Report the count of lines below in which the string "张开双臂" occurs; include nothing else.

-- EXERCISE INPUT follows --

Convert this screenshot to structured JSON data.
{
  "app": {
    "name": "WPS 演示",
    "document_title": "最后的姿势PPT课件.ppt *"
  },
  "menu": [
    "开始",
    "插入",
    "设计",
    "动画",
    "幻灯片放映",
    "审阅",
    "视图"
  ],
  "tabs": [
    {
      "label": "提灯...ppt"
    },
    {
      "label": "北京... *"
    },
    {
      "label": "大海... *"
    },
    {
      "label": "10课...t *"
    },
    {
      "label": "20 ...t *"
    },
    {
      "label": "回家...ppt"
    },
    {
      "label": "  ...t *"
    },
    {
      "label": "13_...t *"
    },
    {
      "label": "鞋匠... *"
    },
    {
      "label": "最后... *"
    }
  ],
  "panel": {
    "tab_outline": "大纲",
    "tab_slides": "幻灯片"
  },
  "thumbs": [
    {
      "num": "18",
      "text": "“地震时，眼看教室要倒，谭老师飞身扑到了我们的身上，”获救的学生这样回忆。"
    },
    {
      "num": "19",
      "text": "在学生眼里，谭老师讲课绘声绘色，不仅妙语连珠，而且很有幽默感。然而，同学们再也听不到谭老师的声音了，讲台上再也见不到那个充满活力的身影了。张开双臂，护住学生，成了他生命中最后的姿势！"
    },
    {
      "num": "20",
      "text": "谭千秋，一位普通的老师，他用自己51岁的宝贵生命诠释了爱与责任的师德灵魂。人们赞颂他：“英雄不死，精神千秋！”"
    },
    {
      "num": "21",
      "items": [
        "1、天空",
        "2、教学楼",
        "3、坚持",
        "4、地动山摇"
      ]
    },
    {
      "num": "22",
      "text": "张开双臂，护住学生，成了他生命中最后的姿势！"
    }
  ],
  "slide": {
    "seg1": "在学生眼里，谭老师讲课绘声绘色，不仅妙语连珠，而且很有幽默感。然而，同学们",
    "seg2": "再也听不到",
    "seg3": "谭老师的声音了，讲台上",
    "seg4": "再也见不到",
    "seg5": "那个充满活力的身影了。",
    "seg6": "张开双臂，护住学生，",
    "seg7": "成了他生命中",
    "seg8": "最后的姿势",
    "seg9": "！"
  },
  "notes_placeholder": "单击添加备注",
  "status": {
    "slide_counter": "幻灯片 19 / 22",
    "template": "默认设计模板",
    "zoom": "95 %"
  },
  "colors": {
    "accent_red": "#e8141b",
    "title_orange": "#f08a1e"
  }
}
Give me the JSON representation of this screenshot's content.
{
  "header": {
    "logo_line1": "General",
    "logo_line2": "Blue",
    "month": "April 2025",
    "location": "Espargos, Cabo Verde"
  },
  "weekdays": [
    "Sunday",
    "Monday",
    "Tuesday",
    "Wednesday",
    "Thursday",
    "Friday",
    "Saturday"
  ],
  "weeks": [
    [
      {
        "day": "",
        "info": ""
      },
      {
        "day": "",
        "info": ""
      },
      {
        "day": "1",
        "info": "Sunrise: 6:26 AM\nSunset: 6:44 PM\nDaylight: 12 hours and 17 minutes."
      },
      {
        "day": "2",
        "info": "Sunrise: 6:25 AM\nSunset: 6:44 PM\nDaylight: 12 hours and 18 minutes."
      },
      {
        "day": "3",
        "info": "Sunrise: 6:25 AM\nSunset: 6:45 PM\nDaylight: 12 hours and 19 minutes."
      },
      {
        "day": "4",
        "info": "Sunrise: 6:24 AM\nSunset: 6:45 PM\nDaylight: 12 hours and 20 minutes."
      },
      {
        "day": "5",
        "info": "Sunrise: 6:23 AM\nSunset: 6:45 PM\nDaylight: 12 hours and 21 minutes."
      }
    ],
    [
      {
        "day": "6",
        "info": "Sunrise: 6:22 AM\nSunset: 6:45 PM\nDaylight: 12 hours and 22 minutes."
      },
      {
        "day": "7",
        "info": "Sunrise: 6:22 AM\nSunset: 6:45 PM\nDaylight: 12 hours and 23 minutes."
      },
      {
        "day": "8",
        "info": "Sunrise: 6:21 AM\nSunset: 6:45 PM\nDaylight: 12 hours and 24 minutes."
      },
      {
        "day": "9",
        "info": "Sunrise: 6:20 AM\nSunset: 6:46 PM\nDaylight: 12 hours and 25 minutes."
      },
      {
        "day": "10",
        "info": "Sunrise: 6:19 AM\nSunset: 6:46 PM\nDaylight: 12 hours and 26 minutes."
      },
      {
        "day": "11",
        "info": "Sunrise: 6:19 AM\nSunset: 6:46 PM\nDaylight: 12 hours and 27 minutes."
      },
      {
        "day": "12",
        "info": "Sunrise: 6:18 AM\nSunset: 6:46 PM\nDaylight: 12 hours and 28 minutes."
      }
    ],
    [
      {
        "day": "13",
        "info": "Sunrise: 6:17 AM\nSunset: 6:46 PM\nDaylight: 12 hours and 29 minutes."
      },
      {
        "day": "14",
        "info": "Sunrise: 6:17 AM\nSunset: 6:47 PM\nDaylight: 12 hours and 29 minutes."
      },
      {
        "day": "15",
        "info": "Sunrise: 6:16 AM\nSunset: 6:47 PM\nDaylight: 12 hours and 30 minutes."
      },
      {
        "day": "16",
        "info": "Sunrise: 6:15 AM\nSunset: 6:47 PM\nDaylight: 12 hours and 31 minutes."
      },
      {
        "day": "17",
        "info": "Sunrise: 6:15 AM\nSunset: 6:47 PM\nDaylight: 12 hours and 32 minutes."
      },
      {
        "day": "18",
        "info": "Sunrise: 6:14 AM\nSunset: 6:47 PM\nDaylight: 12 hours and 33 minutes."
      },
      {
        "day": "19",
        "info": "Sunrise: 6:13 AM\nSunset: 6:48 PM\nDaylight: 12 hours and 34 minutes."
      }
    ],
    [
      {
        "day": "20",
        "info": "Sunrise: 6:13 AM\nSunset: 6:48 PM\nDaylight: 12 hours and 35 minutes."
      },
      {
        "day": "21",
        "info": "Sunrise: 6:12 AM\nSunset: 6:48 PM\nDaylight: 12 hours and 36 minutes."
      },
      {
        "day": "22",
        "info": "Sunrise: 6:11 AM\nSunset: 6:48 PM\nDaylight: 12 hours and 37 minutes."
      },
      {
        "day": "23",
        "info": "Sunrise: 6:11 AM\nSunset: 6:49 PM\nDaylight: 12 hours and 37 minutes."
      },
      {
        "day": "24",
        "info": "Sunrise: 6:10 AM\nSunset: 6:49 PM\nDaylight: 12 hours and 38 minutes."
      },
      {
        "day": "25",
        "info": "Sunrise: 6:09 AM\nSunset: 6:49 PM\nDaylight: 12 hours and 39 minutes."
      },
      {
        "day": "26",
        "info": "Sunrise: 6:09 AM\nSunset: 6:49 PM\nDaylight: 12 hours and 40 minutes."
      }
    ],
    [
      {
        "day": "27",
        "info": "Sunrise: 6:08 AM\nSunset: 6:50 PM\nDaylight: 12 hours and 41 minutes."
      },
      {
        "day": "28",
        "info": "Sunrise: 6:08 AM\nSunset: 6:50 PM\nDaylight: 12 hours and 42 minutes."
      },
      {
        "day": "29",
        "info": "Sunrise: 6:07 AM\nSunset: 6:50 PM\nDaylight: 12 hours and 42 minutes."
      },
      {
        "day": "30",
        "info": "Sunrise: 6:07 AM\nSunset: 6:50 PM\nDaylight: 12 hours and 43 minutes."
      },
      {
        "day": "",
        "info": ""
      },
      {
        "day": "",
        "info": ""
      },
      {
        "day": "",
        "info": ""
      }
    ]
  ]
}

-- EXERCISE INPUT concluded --

=== ANSWER TO THE PROBLEM ===
3